Scott Gessler didn't do enough to stop voter fraud, say critics at Arapahoe County event
Pre-election news coverage about Secretary of State Scott Gessler often focused on his efforts to weed out non-citizen voters and prevent fraud through an initiative some activists called a wild goose chase. But at an event in Arapahoe County, where Gessler invited public feedback, most took the opposite stance: Election officials haven't done enough to prevent fraud, which, the voters said, was out of control on November 6.
Big photos below.
These public comments were made at a stop in Centennial -- part of Gessler's "election integrity listening tour," in which the Secretary of State and his staff are holding open hearings throughout the state at which anyone from the public can offer their thoughts directly to the state's chief election officer.
Yesterday morning, Gessler stopped in Boulder, where a lot of the discussion involved ongoing confusion surrounding the uncertified results there, before spending the afternoon at the South Metro Chamber of Commerce in Arapahoe County at an event attended by about thirty people.
Sam Levin A commenter in Arapahoe County addresses Scott Gessler.
At that second gathering, several individuals criticized Gessler for making it harder for people to vote, with one individual lamenting a controversial rule by which permanent mail-in voters become "inactive" and don't get sent ballots if they miss an election.
But a large majority of the public commenters expressed concerns relating to fraud, complaining about fishy activities they said they saw on election day, as well as the perceived lack of punishment and consequences for those who commit voter fraud.
The tone at the event made it clear that while Gessler has faced a lot of pressure to back off his efforts to eliminate non-citizen voters -- a project that critics say intimidates legal voters -- there's also a constituency that would like to see him and other election officials do a whole lot more to stop fraud, and identify and punish those who commit it.
The debate around immigrants illegally voting -- with Gessler saying he is trying to clean up the voter rolls and his opponents arguing that the potential for non-citizen votes is extremely limited -- was only one topic mentioned at the hearing.
"If you're not American, you shouldn't vote," said Aurora's Steven Haworth during the public comment period. "I think you need to purge those voters."
Haworth said he was a precinct leader and made calls in support of Mitt Romney -- and he encountered registered voters who he said told him they were not citizens.
In regard to voters who have become "inactive" because they didn't vote last election, he added, "If you're not willing enough to make sure your election status is active...then you should be purged."

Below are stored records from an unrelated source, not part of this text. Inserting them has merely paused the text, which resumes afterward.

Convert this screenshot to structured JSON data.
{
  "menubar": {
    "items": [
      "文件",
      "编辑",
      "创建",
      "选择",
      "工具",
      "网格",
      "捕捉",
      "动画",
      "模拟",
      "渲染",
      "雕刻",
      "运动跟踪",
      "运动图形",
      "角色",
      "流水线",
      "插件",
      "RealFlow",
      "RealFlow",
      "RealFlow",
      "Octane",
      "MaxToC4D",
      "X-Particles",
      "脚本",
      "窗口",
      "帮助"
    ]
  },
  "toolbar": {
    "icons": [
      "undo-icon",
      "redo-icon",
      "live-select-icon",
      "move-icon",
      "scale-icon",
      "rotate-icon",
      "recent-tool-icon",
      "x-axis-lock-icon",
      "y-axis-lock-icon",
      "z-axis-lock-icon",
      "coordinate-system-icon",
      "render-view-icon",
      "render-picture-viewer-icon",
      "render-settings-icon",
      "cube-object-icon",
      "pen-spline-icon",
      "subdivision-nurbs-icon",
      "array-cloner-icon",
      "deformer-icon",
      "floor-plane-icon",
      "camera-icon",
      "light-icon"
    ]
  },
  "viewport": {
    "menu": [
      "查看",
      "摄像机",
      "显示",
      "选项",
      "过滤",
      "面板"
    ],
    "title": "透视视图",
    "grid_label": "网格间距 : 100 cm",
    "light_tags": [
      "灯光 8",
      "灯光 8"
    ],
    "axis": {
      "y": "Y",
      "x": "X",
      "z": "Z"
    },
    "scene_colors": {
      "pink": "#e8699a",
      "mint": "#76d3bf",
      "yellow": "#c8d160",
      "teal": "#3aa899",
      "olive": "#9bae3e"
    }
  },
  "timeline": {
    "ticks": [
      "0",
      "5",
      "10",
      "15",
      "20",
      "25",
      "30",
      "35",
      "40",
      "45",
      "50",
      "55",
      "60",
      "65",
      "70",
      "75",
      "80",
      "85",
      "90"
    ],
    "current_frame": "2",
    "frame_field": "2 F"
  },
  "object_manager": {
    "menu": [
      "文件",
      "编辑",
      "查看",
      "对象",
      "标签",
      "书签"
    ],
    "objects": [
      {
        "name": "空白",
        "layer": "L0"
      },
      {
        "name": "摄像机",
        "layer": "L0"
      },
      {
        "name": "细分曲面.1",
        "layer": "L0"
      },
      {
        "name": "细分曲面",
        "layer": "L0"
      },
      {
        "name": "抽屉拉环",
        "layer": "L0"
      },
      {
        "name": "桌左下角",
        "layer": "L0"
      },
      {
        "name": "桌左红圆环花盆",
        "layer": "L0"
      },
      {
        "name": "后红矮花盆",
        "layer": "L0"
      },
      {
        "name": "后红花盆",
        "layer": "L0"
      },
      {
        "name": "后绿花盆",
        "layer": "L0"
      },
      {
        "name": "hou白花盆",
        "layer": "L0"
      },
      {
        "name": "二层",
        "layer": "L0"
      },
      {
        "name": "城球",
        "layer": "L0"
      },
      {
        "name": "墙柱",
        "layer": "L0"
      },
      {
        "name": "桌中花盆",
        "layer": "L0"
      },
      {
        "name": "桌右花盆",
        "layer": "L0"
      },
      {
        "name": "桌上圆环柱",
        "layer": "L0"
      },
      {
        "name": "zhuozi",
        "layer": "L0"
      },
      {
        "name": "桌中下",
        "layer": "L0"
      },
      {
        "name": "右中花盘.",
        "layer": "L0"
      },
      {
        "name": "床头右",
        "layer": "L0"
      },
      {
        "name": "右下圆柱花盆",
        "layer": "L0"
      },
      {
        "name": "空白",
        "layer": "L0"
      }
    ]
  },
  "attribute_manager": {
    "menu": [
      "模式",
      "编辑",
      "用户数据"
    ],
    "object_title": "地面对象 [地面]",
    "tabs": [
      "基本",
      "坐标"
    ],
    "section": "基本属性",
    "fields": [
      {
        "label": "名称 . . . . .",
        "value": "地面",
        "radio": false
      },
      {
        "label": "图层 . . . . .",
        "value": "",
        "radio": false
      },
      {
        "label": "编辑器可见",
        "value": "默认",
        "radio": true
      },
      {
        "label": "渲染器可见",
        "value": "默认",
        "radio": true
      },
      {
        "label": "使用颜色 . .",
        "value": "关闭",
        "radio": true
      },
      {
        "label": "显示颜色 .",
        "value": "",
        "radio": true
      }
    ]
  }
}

Gessler also heard a lot of questions about mail-in ballots potentially being intercepted, with some worrying about individuals they observed dropping off piles of mail ballots in bulk -- a red flag for fraud, they say. Several also raised questions about busloads of people going to polling sites, suggesting that tactics could be helping people to vote twice or clog up lines at vote centers to stop legitimate voters.
Sam Levin Scott Gessler at the Boulder hearing yesterday morning.
Continue for more comments from the Scott Gessler event.